Considering myself as a critical humanities-informed social science scholar, my research interests fall into three interrelated fields: post-positivist IR theory & post-western IR theorizing, critical & popular geopolitics in East Asia, and Korea studies with a focus on culture and politics.
Against this broad backdrop, I have been involved with a research project entitled ‘Nationalism and Cultures of (In)security in East Asia’. The theme of this project has been to explore the complex dynamics between public discourse, identity and policy in East Asia in the 21st century. In particular, I am interested in understanding how studies of East Asian security practices/policies need to be better conceptualized in International Relations (IR) studies, on the one hand, and how East Asian discourses of (in)security, which produce novel ideas of understanding the de/construction of national and/or regional identity, can inform contemporary IR theory as well as East Asian politics.
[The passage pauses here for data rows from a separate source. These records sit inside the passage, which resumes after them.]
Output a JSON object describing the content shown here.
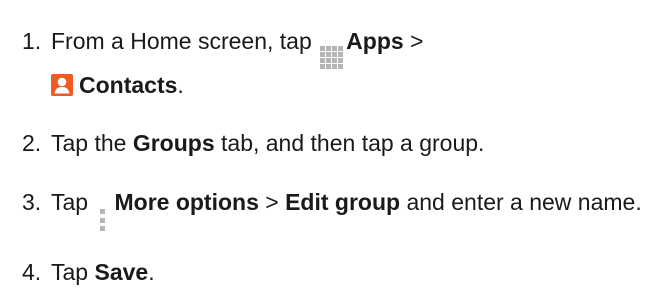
{
  "steps": [
    {
      "number": "1.",
      "parts": {
        "t1": "From a Home screen, tap ",
        "apps": "Apps",
        "sep": " >",
        "contacts": "Contacts",
        "end": "."
      },
      "icons": [
        "apps-grid-icon",
        "contacts-icon"
      ]
    },
    {
      "number": "2.",
      "parts": {
        "t1": "Tap the ",
        "groups": "Groups",
        "t2": " tab, and then tap a group."
      }
    },
    {
      "number": "3.",
      "parts": {
        "t1": "Tap ",
        "more": "More options",
        "sep": " > ",
        "edit": "Edit group",
        "t2": " and enter a new name."
      },
      "icons": [
        "more-options-icon"
      ]
    },
    {
      "number": "4.",
      "parts": {
        "t1": "Tap ",
        "save": "Save",
        "end": "."
      }
    }
  ],
  "colors": {
    "text": "#1a1a1a",
    "icon_gray": "#b5b5b5",
    "contacts_orange": "#f15a22"
  }
}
My recent project related to the above topic is ‘Indigenous IR Theory Production in Asia’. I find this topic interesting and important in that it involves the interface between domestic and international politics, between scholarship and statecraft, between culture and politics, as Asian academics and officials take national values and promote them on the world stage as IR theory vis-à-vis mainstream Western-centric IR theory. It also reveals the politics of IR knowledge in a post-hegemonic world.